If there is a silver lining for the South African mining industry in 2013 it is likely to be found in other African countries where more investor-friendly conditions prevail. For the rest the outlook will remain challenging, says Ursula van Eck, head of mining at audit, tax and business advisory firm BDO.
"For foreign investors and South African companies willing to take the risk and try something new, going up into Africa could provide the growth opportunities that are currently lacking locally," she says. "I believe conditions in the mining sector will continue to be difficult, especially in terms of input costs, commodity prices and the fallout from last year’s wage strikes."
Van Eck says the challenges besetting the mining industry stem from a combination of global and local factors.
"Internationally, commodity prices are still under pressure as a result of the Eurozone crisis and are not likely to recover in the short term," she says.
"The one potential bright spot is China, which is reportedly planning to boost its economic growth by pushing infrastructure investment. If that materialises, it could have a positive impact on the prices of metals such as copper and iron in 2013."
However, mining companies should not bank on an early price recovery, nor should they rule out the prospect of further downgrades of South Africa by international rating agencies.
Nationalisation in another guise?
"Concerns about the risks of investing in this country have not necessarily gone away since the ANC’s Mangaung conference," van Eck says.
"As everyone predicted, the focus of the conference was on leadership politics and not policy decisions. Yet again investors were left without clarity on the issues that have been fuelling anxiety about the future of the mining industry – and that includes nationalisation."
On the face of it, nationalisation was rejected as ANC policy at Mangaung. "Yes, nationalisation as defined by the ANC Youth League is off the cards but there are some indications that another form of nationalisation might be considered," van Eck says. "Specifically, there is talk of increasing government’s interest in strategic minerals."
Strategic minerals are minerals regarded as essential to the national interest such as uranium, the supply and price of which is controlled by the state.
"Now there is talk of classifying coal as a strategic mineral as well with the aim of securing Eskom’s coal supply after 2018," she says. "Depending on how it is done, declaring coal a national asset could amount to nationalising it. There is a very fine line between nationalisation and managing the supply of a strategic mineral."
The Mangaung conference also barely debated another highly contentious issue – the introduction of a super-tax on mining companies.
"Bear in mind that the idea of this tax was first proposed in June 2012 and there are still no concrete proposals on the table.
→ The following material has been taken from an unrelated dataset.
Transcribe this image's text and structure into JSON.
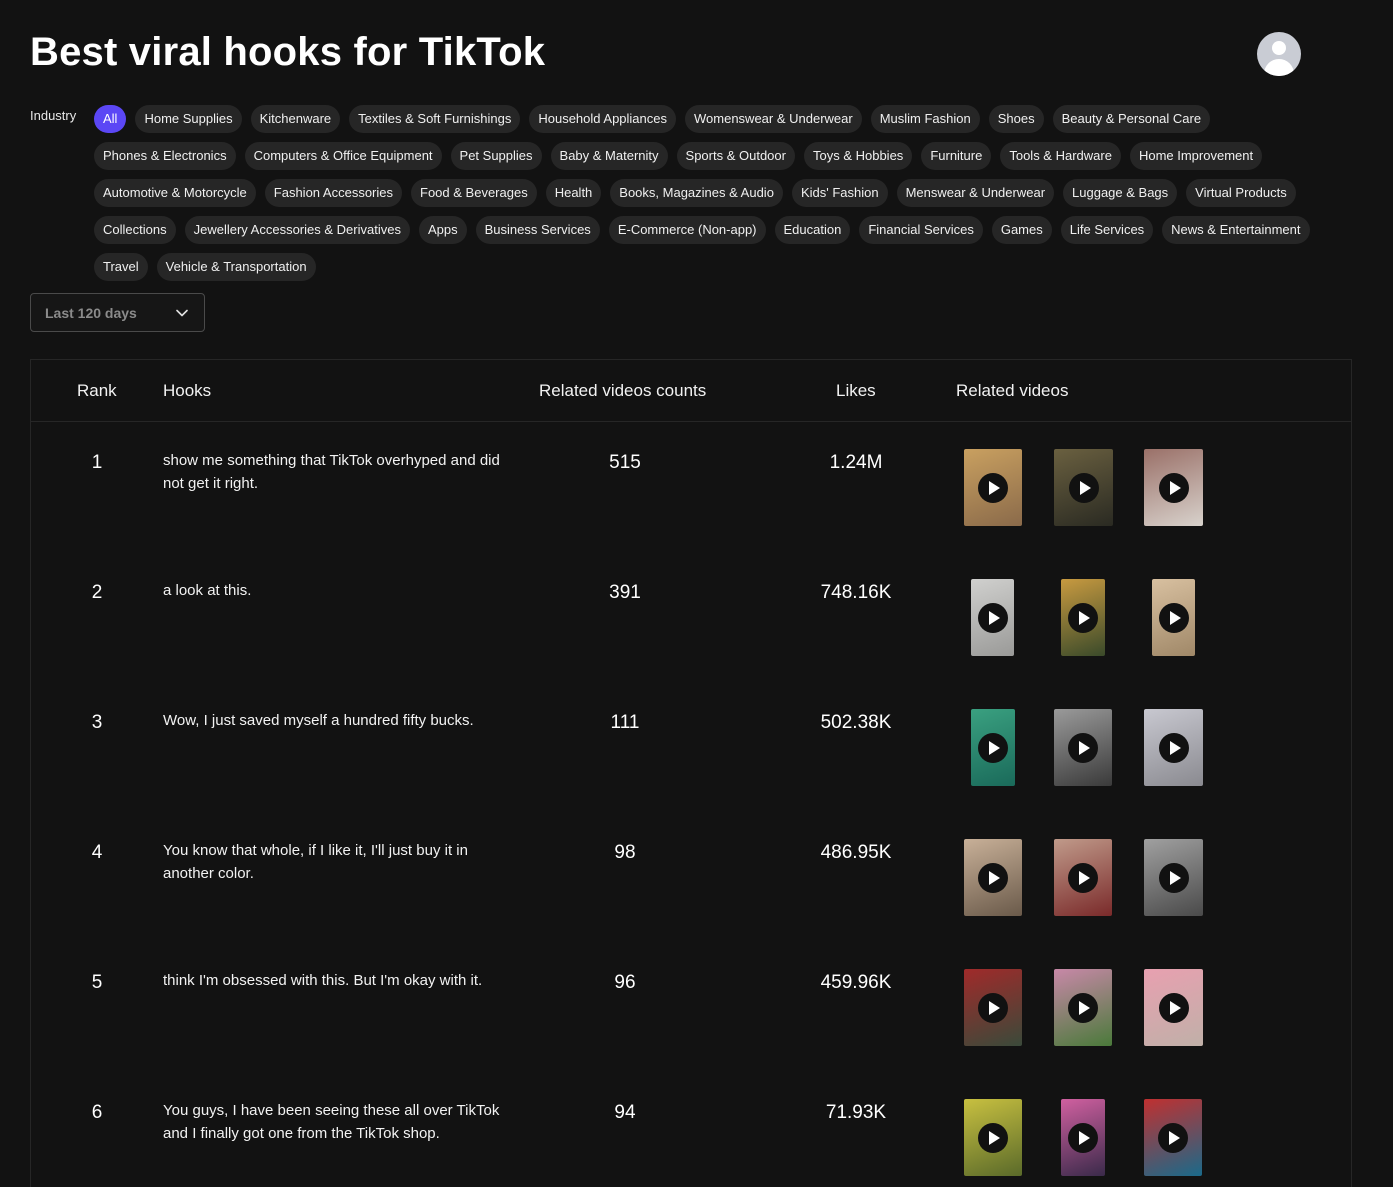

Mangaung did little to provide the clarity that investors are seeking, adding to the ongoing uncertainty in an already fragile industry," says van Eck.
Full impact of strikes to unfold
Meanwhile, the industry is apprehensively awaiting the outcome of the Farnham Commission’s inquiry into the Marikana shootings.
"Marikana will be with us for much of 2013. A lot of 'legacy' issues are coming out such as the hostel system and migrant labour, and the resulting tension could prolong the uncomfortable relationship between labour and employers," van Eck says.
"Similarly, I do not believe that we have yet felt the full impact of last year’s labour strikes and subsequent wage increases. The effect of lost production and higher wages will likely be felt in the first half of 2013 at least. Unless higher wages are coupled with higher productivity, I anticipate closures at marginal mines."
In the wake of credit downgrades, mining companies might struggle to raise capital for new projects or for operational improvements.
Article continues on page two: the outlook for mining companies in 2013 is extremely challenging — but by no means hopeless...